▸ INSTRUCTIONS FOR THE TASK
Pictures do not belong in the copy; restate the records below word for word.

(Beginning of INFORMATION PROVIDED)

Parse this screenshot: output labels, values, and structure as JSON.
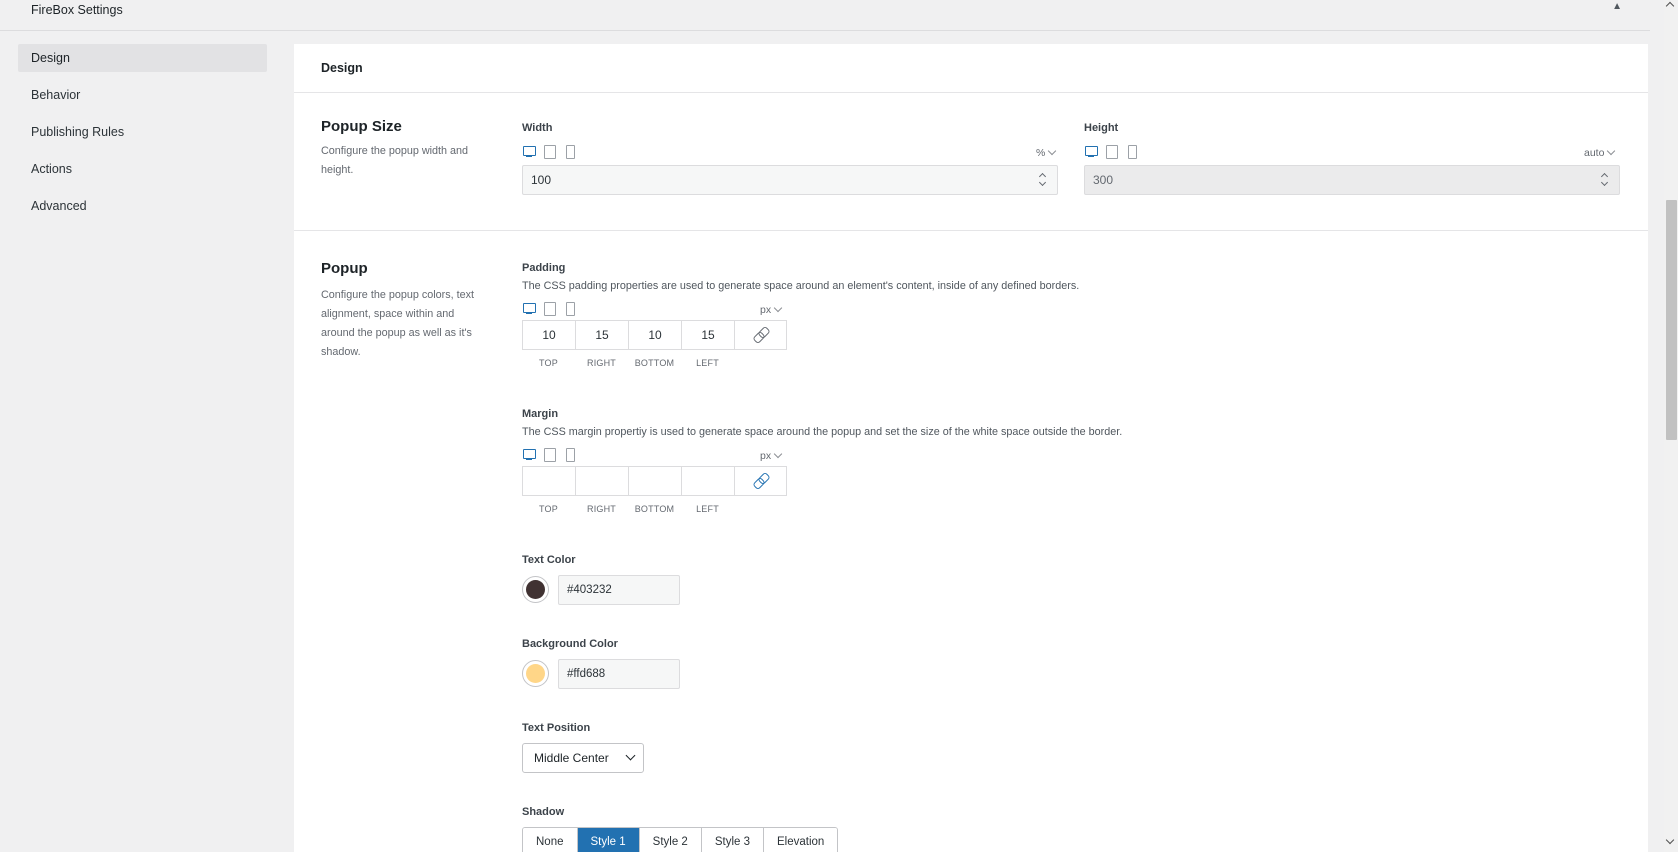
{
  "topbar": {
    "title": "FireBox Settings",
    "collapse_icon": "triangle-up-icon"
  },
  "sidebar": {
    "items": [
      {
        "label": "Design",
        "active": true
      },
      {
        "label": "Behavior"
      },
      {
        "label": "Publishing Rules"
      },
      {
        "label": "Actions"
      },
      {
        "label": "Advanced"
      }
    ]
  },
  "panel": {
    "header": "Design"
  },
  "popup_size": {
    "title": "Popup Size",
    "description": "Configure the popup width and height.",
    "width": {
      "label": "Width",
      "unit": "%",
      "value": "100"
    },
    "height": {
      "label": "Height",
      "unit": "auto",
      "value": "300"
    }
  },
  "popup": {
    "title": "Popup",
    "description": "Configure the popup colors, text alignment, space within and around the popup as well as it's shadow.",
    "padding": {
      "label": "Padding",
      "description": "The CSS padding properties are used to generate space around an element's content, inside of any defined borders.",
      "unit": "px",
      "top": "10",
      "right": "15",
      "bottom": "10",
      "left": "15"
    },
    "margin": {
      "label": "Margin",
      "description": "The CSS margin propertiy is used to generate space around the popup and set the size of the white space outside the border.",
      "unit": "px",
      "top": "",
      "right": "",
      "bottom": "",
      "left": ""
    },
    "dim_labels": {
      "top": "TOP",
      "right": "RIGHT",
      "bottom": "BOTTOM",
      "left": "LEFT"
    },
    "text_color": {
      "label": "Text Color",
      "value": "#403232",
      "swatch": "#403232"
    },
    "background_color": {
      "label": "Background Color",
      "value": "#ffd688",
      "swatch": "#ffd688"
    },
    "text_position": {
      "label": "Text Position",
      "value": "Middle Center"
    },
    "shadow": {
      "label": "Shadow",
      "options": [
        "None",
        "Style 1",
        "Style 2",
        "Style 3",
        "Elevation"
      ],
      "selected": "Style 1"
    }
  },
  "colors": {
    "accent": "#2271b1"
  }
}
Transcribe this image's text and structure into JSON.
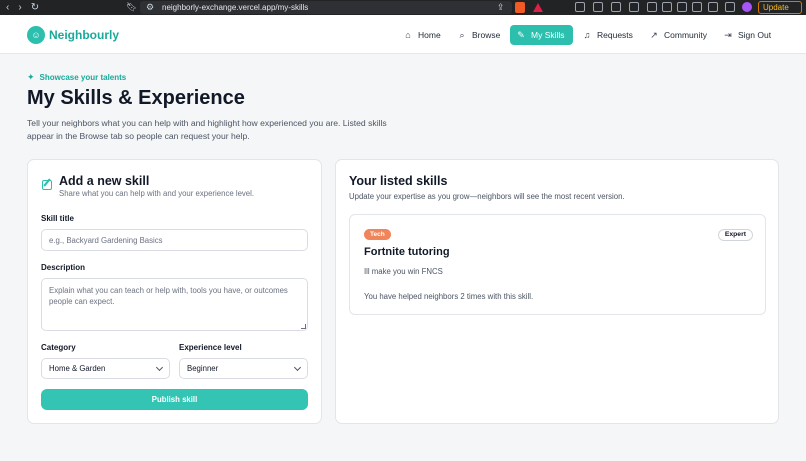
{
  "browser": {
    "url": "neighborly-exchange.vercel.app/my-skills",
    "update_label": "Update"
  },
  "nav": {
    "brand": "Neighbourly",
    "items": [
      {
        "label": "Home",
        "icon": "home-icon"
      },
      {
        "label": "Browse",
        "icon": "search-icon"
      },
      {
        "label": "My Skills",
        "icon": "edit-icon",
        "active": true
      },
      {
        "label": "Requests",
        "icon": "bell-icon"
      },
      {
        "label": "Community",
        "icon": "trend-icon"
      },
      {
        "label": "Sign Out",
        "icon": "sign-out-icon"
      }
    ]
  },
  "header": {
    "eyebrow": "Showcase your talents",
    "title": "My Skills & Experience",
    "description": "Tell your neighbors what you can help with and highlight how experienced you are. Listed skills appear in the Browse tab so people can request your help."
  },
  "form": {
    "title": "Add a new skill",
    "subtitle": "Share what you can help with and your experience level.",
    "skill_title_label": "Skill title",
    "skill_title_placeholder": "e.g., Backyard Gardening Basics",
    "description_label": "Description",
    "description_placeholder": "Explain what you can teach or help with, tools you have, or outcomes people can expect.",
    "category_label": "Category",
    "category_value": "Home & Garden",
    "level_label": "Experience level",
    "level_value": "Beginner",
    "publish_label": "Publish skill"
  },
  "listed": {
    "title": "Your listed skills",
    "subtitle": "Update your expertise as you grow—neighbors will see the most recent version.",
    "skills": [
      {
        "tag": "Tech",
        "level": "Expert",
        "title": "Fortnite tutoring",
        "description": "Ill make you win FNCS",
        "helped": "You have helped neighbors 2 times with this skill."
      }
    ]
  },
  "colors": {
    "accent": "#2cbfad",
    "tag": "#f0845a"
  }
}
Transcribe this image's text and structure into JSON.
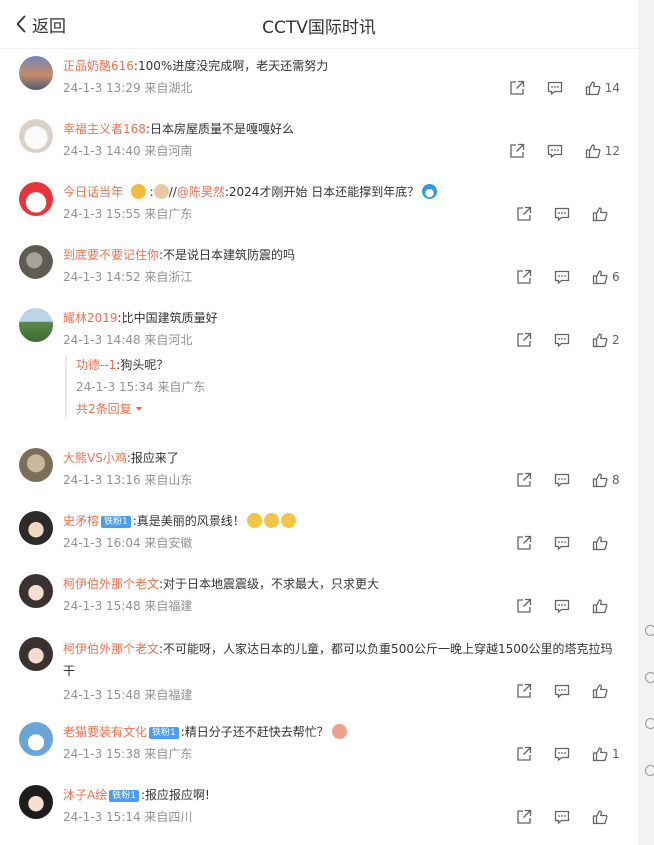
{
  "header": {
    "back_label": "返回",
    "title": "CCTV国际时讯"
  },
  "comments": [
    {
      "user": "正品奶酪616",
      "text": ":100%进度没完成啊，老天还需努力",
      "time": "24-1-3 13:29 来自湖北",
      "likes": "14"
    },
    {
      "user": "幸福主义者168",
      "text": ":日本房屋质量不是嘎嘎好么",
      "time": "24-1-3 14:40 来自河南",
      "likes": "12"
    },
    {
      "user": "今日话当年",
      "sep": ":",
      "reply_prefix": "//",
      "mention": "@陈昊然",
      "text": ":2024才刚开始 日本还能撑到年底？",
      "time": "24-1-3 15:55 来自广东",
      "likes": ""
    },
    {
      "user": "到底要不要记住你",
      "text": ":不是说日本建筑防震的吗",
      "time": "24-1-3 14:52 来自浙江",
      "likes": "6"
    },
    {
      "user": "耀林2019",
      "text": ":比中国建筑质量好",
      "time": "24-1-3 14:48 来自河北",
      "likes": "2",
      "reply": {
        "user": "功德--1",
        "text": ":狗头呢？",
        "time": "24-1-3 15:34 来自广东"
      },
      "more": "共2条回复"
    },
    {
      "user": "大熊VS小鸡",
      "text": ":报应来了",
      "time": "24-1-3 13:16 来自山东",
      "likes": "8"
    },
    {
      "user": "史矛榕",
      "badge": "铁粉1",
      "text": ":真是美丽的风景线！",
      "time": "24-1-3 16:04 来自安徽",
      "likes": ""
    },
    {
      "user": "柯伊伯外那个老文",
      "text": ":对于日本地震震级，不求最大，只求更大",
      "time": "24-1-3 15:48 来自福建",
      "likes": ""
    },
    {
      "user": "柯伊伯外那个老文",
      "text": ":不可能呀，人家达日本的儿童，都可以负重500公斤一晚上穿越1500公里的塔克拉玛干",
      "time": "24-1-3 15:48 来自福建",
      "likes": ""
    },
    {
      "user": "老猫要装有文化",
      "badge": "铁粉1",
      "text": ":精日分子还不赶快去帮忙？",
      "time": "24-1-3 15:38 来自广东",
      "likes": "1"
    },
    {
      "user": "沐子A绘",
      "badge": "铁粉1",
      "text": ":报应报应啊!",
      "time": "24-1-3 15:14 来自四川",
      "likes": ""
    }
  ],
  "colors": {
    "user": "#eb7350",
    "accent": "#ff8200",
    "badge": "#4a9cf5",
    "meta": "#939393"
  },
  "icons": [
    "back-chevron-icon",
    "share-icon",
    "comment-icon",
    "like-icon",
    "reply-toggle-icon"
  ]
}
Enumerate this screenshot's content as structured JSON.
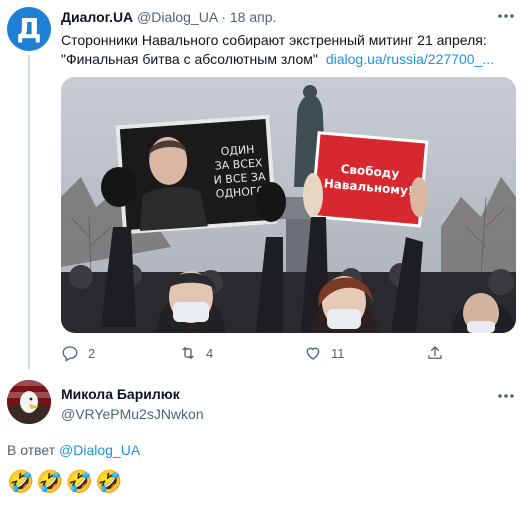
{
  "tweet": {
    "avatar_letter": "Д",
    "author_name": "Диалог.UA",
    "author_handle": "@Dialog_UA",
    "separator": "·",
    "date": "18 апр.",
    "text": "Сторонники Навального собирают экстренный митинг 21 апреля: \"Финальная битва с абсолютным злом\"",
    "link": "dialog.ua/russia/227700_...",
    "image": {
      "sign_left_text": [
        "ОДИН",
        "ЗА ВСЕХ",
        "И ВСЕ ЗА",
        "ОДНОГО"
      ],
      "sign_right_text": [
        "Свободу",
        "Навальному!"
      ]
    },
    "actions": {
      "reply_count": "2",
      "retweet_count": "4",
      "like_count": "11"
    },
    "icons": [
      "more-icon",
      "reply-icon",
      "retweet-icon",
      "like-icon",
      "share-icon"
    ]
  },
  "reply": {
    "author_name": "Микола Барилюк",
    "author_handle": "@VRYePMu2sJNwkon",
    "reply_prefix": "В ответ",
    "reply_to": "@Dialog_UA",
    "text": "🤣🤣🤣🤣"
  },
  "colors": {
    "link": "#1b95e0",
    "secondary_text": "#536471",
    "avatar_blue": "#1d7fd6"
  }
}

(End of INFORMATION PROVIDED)

▸ ANSWER TO THIS PROBLEM
Parse this screenshot: output labels, values, and structure as JSON.
{
  "topbar": {
    "title": "FireBox Settings",
    "collapse_icon": "triangle-up-icon"
  },
  "sidebar": {
    "items": [
      {
        "label": "Design",
        "active": true
      },
      {
        "label": "Behavior"
      },
      {
        "label": "Publishing Rules"
      },
      {
        "label": "Actions"
      },
      {
        "label": "Advanced"
      }
    ]
  },
  "panel": {
    "header": "Design"
  },
  "popup_size": {
    "title": "Popup Size",
    "description": "Configure the popup width and height.",
    "width": {
      "label": "Width",
      "unit": "%",
      "value": "100"
    },
    "height": {
      "label": "Height",
      "unit": "auto",
      "value": "300"
    }
  },
  "popup": {
    "title": "Popup",
    "description": "Configure the popup colors, text alignment, space within and around the popup as well as it's shadow.",
    "padding": {
      "label": "Padding",
      "description": "The CSS padding properties are used to generate space around an element's content, inside of any defined borders.",
      "unit": "px",
      "top": "10",
      "right": "15",
      "bottom": "10",
      "left": "15"
    },
    "margin": {
      "label": "Margin",
      "description": "The CSS margin propertiy is used to generate space around the popup and set the size of the white space outside the border.",
      "unit": "px",
      "top": "",
      "right": "",
      "bottom": "",
      "left": ""
    },
    "dim_labels": {
      "top": "TOP",
      "right": "RIGHT",
      "bottom": "BOTTOM",
      "left": "LEFT"
    },
    "text_color": {
      "label": "Text Color",
      "value": "#403232",
      "swatch": "#403232"
    },
    "background_color": {
      "label": "Background Color",
      "value": "#ffd688",
      "swatch": "#ffd688"
    },
    "text_position": {
      "label": "Text Position",
      "value": "Middle Center"
    },
    "shadow": {
      "label": "Shadow",
      "options": [
        "None",
        "Style 1",
        "Style 2",
        "Style 3",
        "Elevation"
      ],
      "selected": "Style 1"
    }
  },
  "colors": {
    "accent": "#2271b1"
  }
}
Transcribe this image's text and structure into JSON.
{
  "browser": {
    "url": "neighborly-exchange.vercel.app/my-skills",
    "update_label": "Update"
  },
  "nav": {
    "brand": "Neighbourly",
    "items": [
      {
        "label": "Home",
        "icon": "home-icon"
      },
      {
        "label": "Browse",
        "icon": "search-icon"
      },
      {
        "label": "My Skills",
        "icon": "edit-icon",
        "active": true
      },
      {
        "label": "Requests",
        "icon": "bell-icon"
      },
      {
        "label": "Community",
        "icon": "trend-icon"
      },
      {
        "label": "Sign Out",
        "icon": "sign-out-icon"
      }
    ]
  },
  "header": {
    "eyebrow": "Showcase your talents",
    "title": "My Skills & Experience",
    "description": "Tell your neighbors what you can help with and highlight how experienced you are. Listed skills appear in the Browse tab so people can request your help."
  },
  "form": {
    "title": "Add a new skill",
    "subtitle": "Share what you can help with and your experience level.",
    "skill_title_label": "Skill title",
    "skill_title_placeholder": "e.g., Backyard Gardening Basics",
    "description_label": "Description",
    "description_placeholder": "Explain what you can teach or help with, tools you have, or outcomes people can expect.",
    "category_label": "Category",
    "category_value": "Home & Garden",
    "level_label": "Experience level",
    "level_value": "Beginner",
    "publish_label": "Publish skill"
  },
  "listed": {
    "title": "Your listed skills",
    "subtitle": "Update your expertise as you grow—neighbors will see the most recent version.",
    "skills": [
      {
        "tag": "Tech",
        "level": "Expert",
        "title": "Fortnite tutoring",
        "description": "Ill make you win FNCS",
        "helped": "You have helped neighbors 2 times with this skill."
      }
    ]
  },
  "colors": {
    "accent": "#2cbfad",
    "tag": "#f0845a"
  }
}
Transcribe this image's text and structure into JSON.
{
  "header": {
    "back_label": "返回",
    "title": "CCTV国际时讯"
  },
  "comments": [
    {
      "user": "正品奶酪616",
      "text": ":100%进度没完成啊，老天还需努力",
      "time": "24-1-3 13:29 来自湖北",
      "likes": "14"
    },
    {
      "user": "幸福主义者168",
      "text": ":日本房屋质量不是嘎嘎好么",
      "time": "24-1-3 14:40 来自河南",
      "likes": "12"
    },
    {
      "user": "今日话当年",
      "sep": ":",
      "reply_prefix": "//",
      "mention": "@陈昊然",
      "text": ":2024才刚开始 日本还能撑到年底？",
      "time": "24-1-3 15:55 来自广东",
      "likes": ""
    },
    {
      "user": "到底要不要记住你",
      "text": ":不是说日本建筑防震的吗",
      "time": "24-1-3 14:52 来自浙江",
      "likes": "6"
    },
    {
      "user": "耀林2019",
      "text": ":比中国建筑质量好",
      "time": "24-1-3 14:48 来自河北",
      "likes": "2",
      "reply": {
        "user": "功德--1",
        "text": ":狗头呢？",
        "time": "24-1-3 15:34 来自广东"
      },
      "more": "共2条回复"
    },
    {
      "user": "大熊VS小鸡",
      "text": ":报应来了",
      "time": "24-1-3 13:16 来自山东",
      "likes": "8"
    },
    {
      "user": "史矛榕",
      "badge": "铁粉1",
      "text": ":真是美丽的风景线！",
      "time": "24-1-3 16:04 来自安徽",
      "likes": ""
    },
    {
      "user": "柯伊伯外那个老文",
      "text": ":对于日本地震震级，不求最大，只求更大",
      "time": "24-1-3 15:48 来自福建",
      "likes": ""
    },
    {
      "user": "柯伊伯外那个老文",
      "text": ":不可能呀，人家达日本的儿童，都可以负重500公斤一晚上穿越1500公里的塔克拉玛干",
      "time": "24-1-3 15:48 来自福建",
      "likes": ""
    },
    {
      "user": "老猫要装有文化",
      "badge": "铁粉1",
      "text": ":精日分子还不赶快去帮忙？",
      "time": "24-1-3 15:38 来自广东",
      "likes": "1"
    },
    {
      "user": "沐子A绘",
      "badge": "铁粉1",
      "text": ":报应报应啊!",
      "time": "24-1-3 15:14 来自四川",
      "likes": ""
    }
  ],
  "colors": {
    "user": "#eb7350",
    "accent": "#ff8200",
    "badge": "#4a9cf5",
    "meta": "#939393"
  },
  "icons": [
    "back-chevron-icon",
    "share-icon",
    "comment-icon",
    "like-icon",
    "reply-toggle-icon"
  ]
}
Enumerate this screenshot's content as structured JSON.
{
  "tweet": {
    "avatar_letter": "Д",
    "author_name": "Диалог.UA",
    "author_handle": "@Dialog_UA",
    "separator": "·",
    "date": "18 апр.",
    "text": "Сторонники Навального собирают экстренный митинг 21 апреля: \"Финальная битва с абсолютным злом\"",
    "link": "dialog.ua/russia/227700_...",
    "image": {
      "sign_left_text": [
        "ОДИН",
        "ЗА ВСЕХ",
        "И ВСЕ ЗА",
        "ОДНОГО"
      ],
      "sign_right_text": [
        "Свободу",
        "Навальному!"
      ]
    },
    "actions": {
      "reply_count": "2",
      "retweet_count": "4",
      "like_count": "11"
    },
    "icons": [
      "more-icon",
      "reply-icon",
      "retweet-icon",
      "like-icon",
      "share-icon"
    ]
  },
  "reply": {
    "author_name": "Микола Барилюк",
    "author_handle": "@VRYePMu2sJNwkon",
    "reply_prefix": "В ответ",
    "reply_to": "@Dialog_UA",
    "text": "🤣🤣🤣🤣"
  },
  "colors": {
    "link": "#1b95e0",
    "secondary_text": "#536471",
    "avatar_blue": "#1d7fd6"
  }
}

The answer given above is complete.